Study: 15 Years of Experience With the Integral Leg Prosthesis

A study in Volume 52 Number 4, 2015, of the Journal of Rehabilitation Research & Development presents 15 years of experience with Orthodynamics' Integral Leg Prosthesis (ILP), an attachment system used in osseointegration. It reports the changes in clinical outcomes during the evolution of device designs and concurrent refinement of operative techniques: three systematic and empirically driven iterations. These changes, determined by clinical outcomes, were necessary to limit infection at the stoma and deep bone and implant interface.

(a) Design iteration A and (b) design iteration B. In design A, a portion of the distal post (2) and endomodule (3) were coated with (c) Spongiosa-Metal 2 to provide structured surface for skin and bone attachment and ingrowth. Both design iterations had bone-stabilizing bracket attachments (1). Images courtesy of the study authors and the Journal of Rehabilitation Research & Development.

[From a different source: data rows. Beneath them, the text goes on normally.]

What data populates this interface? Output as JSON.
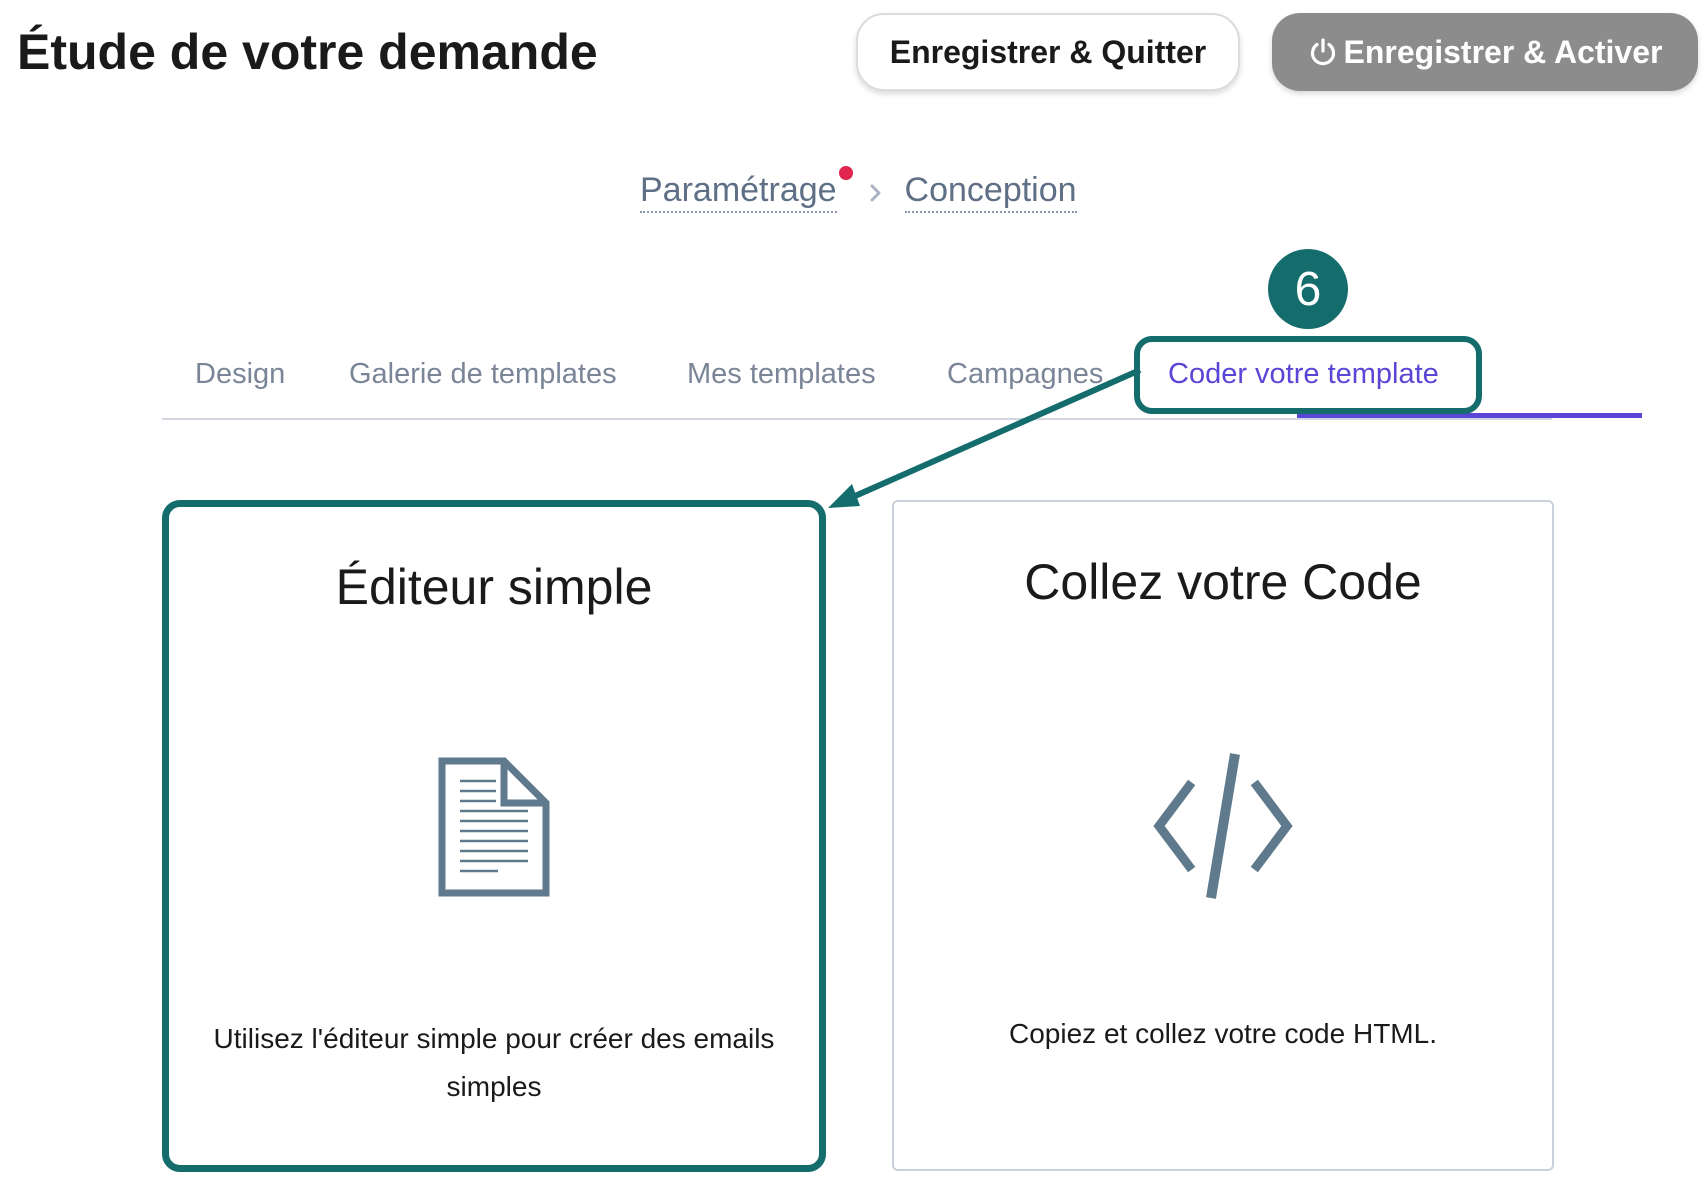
{
  "header": {
    "title": "Étude de votre demande",
    "save_quit_label": "Enregistrer & Quitter",
    "save_activate_label": "Enregistrer & Activer"
  },
  "breadcrumb": {
    "items": [
      {
        "label": "Paramétrage",
        "has_alert_dot": true
      },
      {
        "label": "Conception",
        "has_alert_dot": false
      }
    ]
  },
  "annotation": {
    "step_number": "6"
  },
  "tabs": [
    {
      "label": "Design",
      "active": false
    },
    {
      "label": "Galerie de templates",
      "active": false
    },
    {
      "label": "Mes templates",
      "active": false
    },
    {
      "label": "Campagnes",
      "active": false
    },
    {
      "label": "Coder votre template",
      "active": true
    }
  ],
  "cards": [
    {
      "title": "Éditeur simple",
      "icon": "document-icon",
      "description": "Utilisez l'éditeur simple pour créer des emails simples",
      "highlighted": true
    },
    {
      "title": "Collez votre Code",
      "icon": "code-icon",
      "description": "Copiez et collez votre code HTML.",
      "highlighted": false
    }
  ],
  "colors": {
    "accent": "#5a46d6",
    "annotation": "#146c6c",
    "alert_dot": "#e0264f",
    "disabled_button": "#8c8c8c",
    "icon": "#5f7a8c"
  }
}
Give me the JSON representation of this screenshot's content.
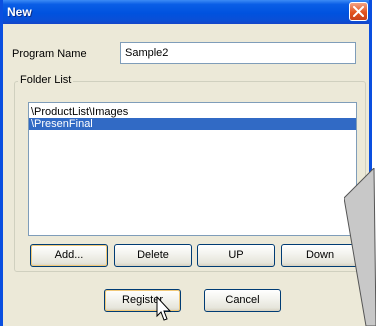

Between January 1999 and December 2013, 69 patients with transfemoral amputations, four of whom had bilateral transfemoral amputations, were fitted with ILPs by a single German surgeon in a two-stage surgical procedure. Because of specific risks inherent to the ILP attachment method, particularly the risk of infection, patients were mainly those with traumatic amputations; excluded were patients with conditions that would be expected to limit not only an early, robust, and persistent wound healing response and osseointegration but also prevent continued protection of the stoma and the bone-implant interface over the patient's remaining life span, jeopardizing implant longevity. Patients were assessed for the emotional stability and intelligence required to undergo rehabilitation and to understand the need for conscientious lifelong stomal wound care and hygiene.

(a) Assembled final ILP implant iteration (design C). (b) Modular components of iteration: (1) femoral stem, (2) temporary cover screw, (3) dual cone adapter, (4) safety screw, (5) sleeve, (6) rotating disc and temporary screw (until prosthetist has made final adjustments), (7) final propeller screw, and (8) provisional screw.

Device design iterations and surgical techniques evolved during these years. Because the first two design iterations and surgical procedures were similar and clinical outcomes were closely parallel, patients receiving the first two designs and procedure iterations were placed in group 1 (n=30), and the patients fitted with the final design were placed in group 2 (n=39). Infection rate and planned and unplanned surgical interventions were statistically compared. Data demonstrated that the high rate of stoma-associated infections seen in group 1 was dramatically reduced in group 2. Of the 39 patients with 42 implants in group 2, none had operative interventions secondary to infection. All group 2 patients remained infection-free without the use of antibiotics by following a simple, defined wound-hygiene protocol. The researchers concluded that the final iteration of the osseointegrated intramedullary device allowed a biologically stable skin stoma that remained infection-free without chronic use of antibiotics. The reduction in the infection rate was attributed to the clinically based, empirically driven changes in design and surgical techniques.

The researchers stated that since changes and improvements of designs and procedures have brought forth a dramatic amelioration of the initial problem of infection at the skin and implant interface, they feel the osseointegrated ILP can now be considered as an alternative method for the rehabilitation of people with amputations.